It is one of the unanticipated downsides to moving here. When we lived within a few hours of our parents and siblings, we took vacations every year. Since moving here, we’ve used our vacation time and funds to visit our families.
At first, we tried to invite them to come here, or plan joint trips. That worked exactly once with each parental set, but at least we were able to visit the Grand Canyon and Mt. Rushmore before our parents decided we live too far away for them to travel here again.
So every year for almost a decade, sometimes more than once a year, we pile into the car and make the trip from Colorado to Maryland. I love my family, but these trips are not vacations. They’re visitations.
Yesterday, I spent hours selecting and putting audio books on hold. Nearly a dozen of them. Because there is nothing worse than driving 26 hours on route 70 without books.
Sometimes we drive straight through, not even stopping for the night. By we, I mean my husband; I barely drive. Sometimes we try to break the monotony by getting off the beaten path for at least part of the drive.

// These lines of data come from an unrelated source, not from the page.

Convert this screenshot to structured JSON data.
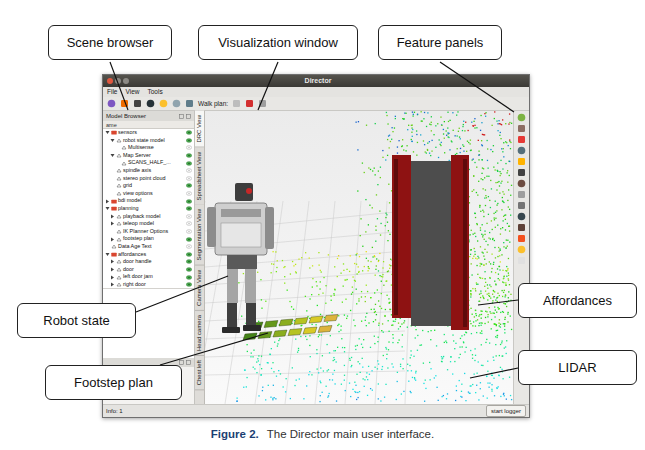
{
  "window": {
    "title": "Director"
  },
  "menu": [
    "File",
    "View",
    "Tools"
  ],
  "toolbar": {
    "walk_label": "Walk plan:"
  },
  "model_browser": {
    "title": "Model Browser",
    "column": "ame",
    "items": [
      {
        "label": "sensors",
        "depth": 0,
        "kind": "folder",
        "expanded": true,
        "visible": true
      },
      {
        "label": "robot state model",
        "depth": 1,
        "kind": "group",
        "expanded": true,
        "visible": true
      },
      {
        "label": "Multisense",
        "depth": 2,
        "kind": "object",
        "visible": false
      },
      {
        "label": "Map Server",
        "depth": 1,
        "kind": "group",
        "expanded": true,
        "visible": true
      },
      {
        "label": "SCANS_HALF_...",
        "depth": 2,
        "kind": "object",
        "visible": true
      },
      {
        "label": "spindle axis",
        "depth": 1,
        "kind": "object",
        "visible": false
      },
      {
        "label": "stereo point cloud",
        "depth": 1,
        "kind": "object",
        "visible": false
      },
      {
        "label": "grid",
        "depth": 1,
        "kind": "object",
        "visible": true
      },
      {
        "label": "view options",
        "depth": 1,
        "kind": "object",
        "visible": false
      },
      {
        "label": "bdi model",
        "depth": 0,
        "kind": "folder",
        "expanded": false,
        "visible": true
      },
      {
        "label": "planning",
        "depth": 0,
        "kind": "folder",
        "expanded": true,
        "visible": true
      },
      {
        "label": "playback model",
        "depth": 1,
        "kind": "group",
        "expanded": false,
        "visible": false
      },
      {
        "label": "teleop model",
        "depth": 1,
        "kind": "group",
        "expanded": false,
        "visible": false
      },
      {
        "label": "IK Planner Options",
        "depth": 1,
        "kind": "object",
        "visible": false
      },
      {
        "label": "footstep plan",
        "depth": 1,
        "kind": "group",
        "expanded": false,
        "visible": true
      },
      {
        "label": "Data Age Text",
        "depth": 0,
        "kind": "object",
        "visible": false
      },
      {
        "label": "affordances",
        "depth": 0,
        "kind": "folder",
        "expanded": true,
        "visible": true
      },
      {
        "label": "door handle",
        "depth": 1,
        "kind": "group",
        "expanded": false,
        "visible": true
      },
      {
        "label": "door",
        "depth": 1,
        "kind": "group",
        "expanded": false,
        "visible": true
      },
      {
        "label": "left door jam",
        "depth": 1,
        "kind": "group",
        "expanded": false,
        "visible": true
      },
      {
        "label": "right door",
        "depth": 1,
        "kind": "group",
        "expanded": false,
        "visible": true
      }
    ]
  },
  "view_tabs": [
    {
      "label": "DRC View",
      "selected": true
    },
    {
      "label": "Spreadsheet View",
      "selected": false
    },
    {
      "label": "Segmentation View",
      "selected": false
    },
    {
      "label": "Camera View",
      "selected": false
    },
    {
      "label": "Head camera",
      "selected": false
    },
    {
      "label": "Chest left",
      "selected": false
    }
  ],
  "status_bar": {
    "info": "Info: 1",
    "button": "start logger"
  },
  "callouts": [
    {
      "label": "Scene browser"
    },
    {
      "label": "Visualization window"
    },
    {
      "label": "Feature panels"
    },
    {
      "label": "Robot state"
    },
    {
      "label": "Affordances"
    },
    {
      "label": "Footstep plan"
    },
    {
      "label": "LIDAR"
    }
  ],
  "caption": {
    "number": "Figure 2.",
    "text": "The Director main user interface."
  }
}
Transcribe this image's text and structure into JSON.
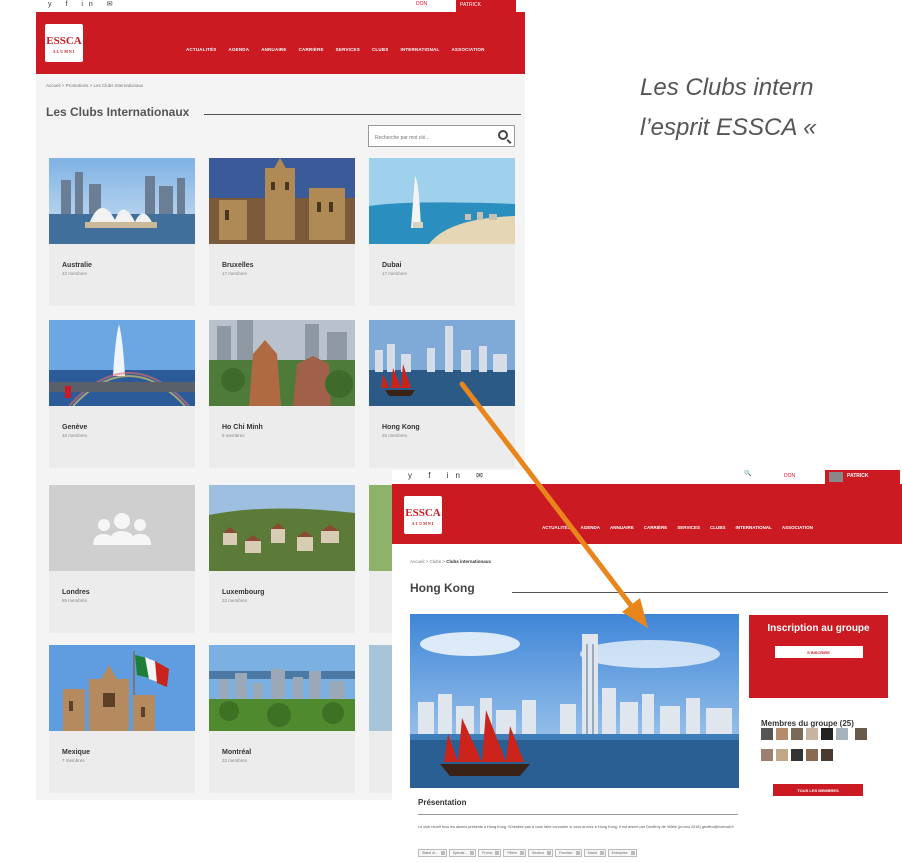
{
  "quote": {
    "line1": "Les Clubs intern",
    "line2": "l’esprit ESSCA «"
  },
  "left": {
    "social_icons": "y f in ✉",
    "don": "DON",
    "user": "PATRICK",
    "logo": {
      "main": "ESSCA",
      "sub": "ALUMNI"
    },
    "menu": [
      "ACTUALITÉS",
      "AGENDA",
      "ANNUAIRE",
      "CARRIÈRE",
      "SERVICES",
      "CLUBS",
      "INTERNATIONAL",
      "ASSOCIATION"
    ],
    "breadcrumb": "Accueil > Promotions > Les Clubs Internationaux",
    "page_title": "Les Clubs Internationaux",
    "search_placeholder": "Recherche par mot clé...",
    "cards": [
      {
        "name": "Australie",
        "members": "22 membres"
      },
      {
        "name": "Bruxelles",
        "members": "17 membres"
      },
      {
        "name": "Dubai",
        "members": "17 membres"
      },
      {
        "name": "Genève",
        "members": "48 membres"
      },
      {
        "name": "Ho Chi Minh",
        "members": "8 membres"
      },
      {
        "name": "Hong Kong",
        "members": "25 membres"
      },
      {
        "name": "Londres",
        "members": "85 membres"
      },
      {
        "name": "Luxembourg",
        "members": "22 membres"
      },
      {
        "name": "Mexique",
        "members": "7 membres"
      },
      {
        "name": "Montréal",
        "members": "22 membres"
      }
    ]
  },
  "right": {
    "social_icons": "y f in ✉",
    "search_glyph": "🔍",
    "don": "DON",
    "user": "PATRICK",
    "logo": {
      "main": "ESSCA",
      "sub": "ALUMNI"
    },
    "menu": [
      "ACTUALITÉS",
      "AGENDA",
      "ANNUAIRE",
      "CARRIÈRE",
      "SERVICES",
      "CLUBS",
      "INTERNATIONAL",
      "ASSOCIATION"
    ],
    "breadcrumb_prefix": "Accueil > Clubs > ",
    "breadcrumb_current": "Clubs internationaux",
    "page_title": "Hong Kong",
    "inscription_title": "Inscription au groupe",
    "inscription_button": "S'INSCRIRE",
    "members_label": "Membres du groupe (25)",
    "all_members_button": "TOUS LES MEMBRES",
    "presentation_title": "Présentation",
    "presentation_text": "Le club réunit tous les alumni présents à Hong Kong. N'hésitez pas à vous faire connaître si vous arrivez à Hong Kong. Il est animé par Geoffroy de Villèle (promo 2016) geoffroi@hotmail.fr",
    "filters": [
      "Statut di...",
      "Spécial...",
      "Promo",
      "Filière",
      "Secteur",
      "Fonction",
      "Statut",
      "Entreprise"
    ]
  },
  "colors": {
    "brand_red": "#cc1a22",
    "arrow": "#e8861c"
  }
}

One year we visited Rocky Ridge, the home Almanzo Wilder built for Laura Ingalls Wilder, and another time we stopped by the site of the Little House on the Prairie. Well, my daughter and I toured Rocky Ridge; my husband and son walked the dogs.
Last year my husband and daughter visited the Grave Creek Mounds in WV while I walked the dog around the fence line.
Another year we stopped in Columbus, Ohio and saw a replica of the Santa Maria. It was early Sunday morning, so we walked the dogs around the park while looking the ship. It, like the Dunkin Donuts we were seeking, was closed on Sunday mornings.
The dogs may be a nuisance when we play tourist for a few hours, but I like having them with me when I arrive at my mom’s. They give me a reason to go outside, away from the television which is always on. Besides, I worry about Trixie dying if I leave her behind. (She has cancer and sometimes refuses to eat when I’m away.)
On the road, they help me, too. I always volunteer to be the dog walker when we stop to eat. I’d rather walk around than go from sitting in the car to sitting in a restaurant to sitting in the car again.
I also volunteer to stay in motel rooms while others eat or swim so the dogs don’t bark. In the morning, I take them for a walk while my family eats breakfast.
I walk the dogs more away from home than I do when we’re at home, because it is a good excuse to be alone and active. Honestly, I value the time alone more.
Walking is definitely beneficial. Sitting in a car for 26 hours wreaks havoc on my crooked back, but the psychological effect of solitude and quiet restores me in a different way. Walking the dogs makes me feel purposeful instead of anti-social.
Every year we debate stopping at the St. Louis Arch, but we never have because my husband and I cannot agree on who will go up to the top with our daughter. We both want to walk the dogs while the other goes inside.
I’m not sure if or where we’ll be stopping this year, but if you see a lady in black compression knee socks walking a dog, it’s probably me.
This post is part of a BlogHop at Generation Fabulous, where you can read tales of more Transformative Travel.